Now we are in Galway, home of the pirate queen Grainne. It’s been a rewarding trip so far, as we are making the most of Ireland. More stories will follow—meanwhile, read our students’ blogs from Ireland!  

New Face on Campus

Will Bredfield

Will Bredfield, Manager, Augustana College Bookstore
B.S., business administration, Northern Illinois University

Will is a native Illinoisan whose 28-year career in the college bookstore business has included stops at Northern Illinois University and the University of Illinois, where he spent the majority of his career. Will and his wife Sue are in the process of moving from Indiana, where he last worked at the Art Institute of Indianapolis. While neither Will nor Sue has Quad-City roots, they do have a son, daughter-in-law and grandchild living in Iowa City. Their other son lives in Denver.

Will has two rather unique personal interests. The first is smooth jazz, and he welcomes suggestions from fellow aficionados as to where he might find local venues that feature jazz artists. His second is creating stained-glass art. Beginning with small electronic kits as a boy, Will has enjoyed building things all his life. A few years ago, Sue bought him a gift certificate for several stained-glass art pieces, and he’s been hooked ever since.

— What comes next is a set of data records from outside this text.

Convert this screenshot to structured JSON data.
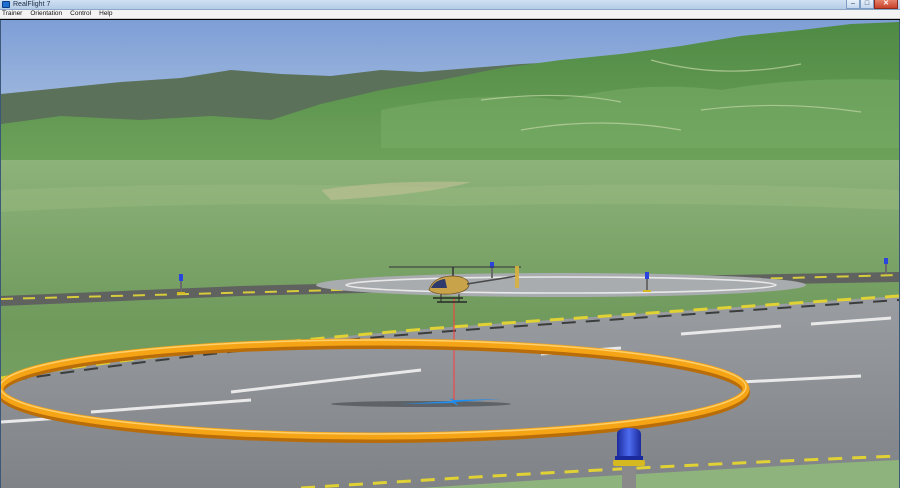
{
  "window": {
    "title": "RealFlight 7",
    "minimize_icon": "minimize-icon",
    "maximize_icon": "maximize-icon",
    "close_icon": "close-icon",
    "min_glyph": "–",
    "max_glyph": "□",
    "close_glyph": "✕"
  },
  "menu": {
    "items": [
      {
        "label": "Trainer"
      },
      {
        "label": "Orientation"
      },
      {
        "label": "Control"
      },
      {
        "label": "Help"
      }
    ]
  },
  "scene": {
    "colors": {
      "sky_top": "#7e9ed6",
      "sky_bottom": "#b9cde3",
      "hills_far": "#5b7159",
      "hills_near": "#4c8b45",
      "field": "#7aa36a",
      "runway": "#8c8f93",
      "ring": "#f5a416",
      "beacon": "#2740d8"
    },
    "objects": [
      "mountains",
      "grass-field",
      "runway",
      "helipad",
      "helicopter",
      "training-ring",
      "beacon-lights",
      "landing-marker"
    ]
  }
}
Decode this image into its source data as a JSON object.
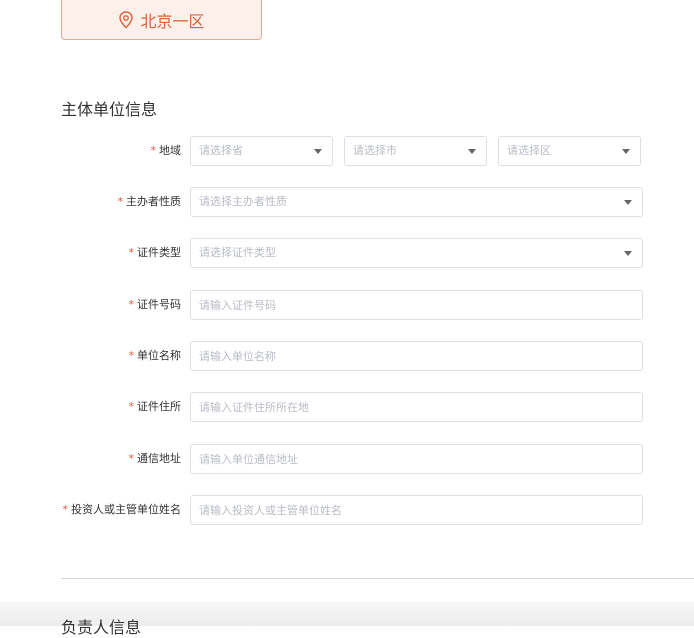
{
  "region": {
    "label": "北京一区"
  },
  "section": {
    "title": "主体单位信息"
  },
  "form": {
    "required_mark": "*",
    "region_label": "地域",
    "province_placeholder": "请选择省",
    "city_placeholder": "请选择市",
    "district_placeholder": "请选择区",
    "sponsor_nature_label": "主办者性质",
    "sponsor_nature_placeholder": "请选择主办者性质",
    "cert_type_label": "证件类型",
    "cert_type_placeholder": "请选择证件类型",
    "cert_number_label": "证件号码",
    "cert_number_placeholder": "请输入证件号码",
    "unit_name_label": "单位名称",
    "unit_name_placeholder": "请输入单位名称",
    "cert_address_label": "证件住所",
    "cert_address_placeholder": "请输入证件住所所在地",
    "mail_address_label": "通信地址",
    "mail_address_placeholder": "请输入单位通信地址",
    "investor_label": "投资人或主管单位姓名",
    "investor_placeholder": "请输入投资人或主管单位姓名"
  },
  "next_section": {
    "title": "负责人信息"
  },
  "colors": {
    "accent": "#e0573b",
    "region_bg": "#fdf0ea",
    "region_border": "#e3a98f"
  }
}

Please stop by the Augustana College Bookstore and meet Will on your next trek through the College Center.

From the Cabinet

Kent Barnds, Executive Vice President

As a member of the Augustana community, you recently were invited to participate in a “serious conversation” about our college’s competitive position. I suspect this invitation and the reading that accompanied it shook some of you; I know that considering the available information has been a bit unsettling for me, too. (And I suspect each member of the task force* would say the same things.)

Let’s be honest: some of the trends and truths identified are a bit scary. But, these trends and truths should not, cannot and will not paralyze an institution as strong and as creative as Augustana College. How do I know? I'm listening—that’s how I know.

The conversations in reaction to the preliminary work presented by this task force reveal a level of interest and focus that should reassure every member of our community that our future is bright. Listening to faculty, administrators, staff and members of the college’s board as they react and converse has been uplifting. It’s been refreshing to see consensus and seriousness about the information presented, and an emerging awareness of our need to improve our capacity in some areas to strengthen the college’s position in a more complex, post-recession environment. 

What’s been most interesting is that members of the task force who have participated primarily as listeners in these conversations frequently have been in the position of trying to direct the great ideas and positive energy toward other task forces—since our objective is to establish a sense of the environment rather than design responses.

As one participant said, “I buy into everything you’ve presented. Now, what are we going to do about it?” It’s exactly this sentiment that gives me great hope and gets me excited about the planning process and Augustana’s future.

As this task force finalizes its work, it will begin to focus on areas where we can build or strengthen our capacity. The conversations that we’ve had throughout the past several weeks will provide the direction we need.

* Members include: Dr. David Snowball (communication studies), Dr. Pam Trotter (chemistry), Dr. Rob Elfline (music), Dr. Mark Salisbury (institutional research and assessment), Scott Cason (communication and marketing), Leslie DuPree (web services), David English (CFO), Chris Vaughan (ITS), Mike Zapolski (athletics), Meghan Cooley (admissions) and me. 

Seen & Heard

“How do you make a distinction between income and wealth?”
—Astrid Tello-Rodriguez ’13

spring symposium

During an informal talk on social justice, Symposium Day keynote speaker Dr. Avis Jones DeWeever took questions from an audience in Olin Auditorium on April 9.

Acknowledge is published by the Office of Communication and Marketing at Augustana College, Rock Island, Illinois. Contact Beth Roberts, editor. Photos in the issue were contributed by Dr. Jason Koontz and Kyle Soyer ’14, as well as Drew Barnes ’14 and Kristin Walden ’16 of the Augustana Photo Bureau.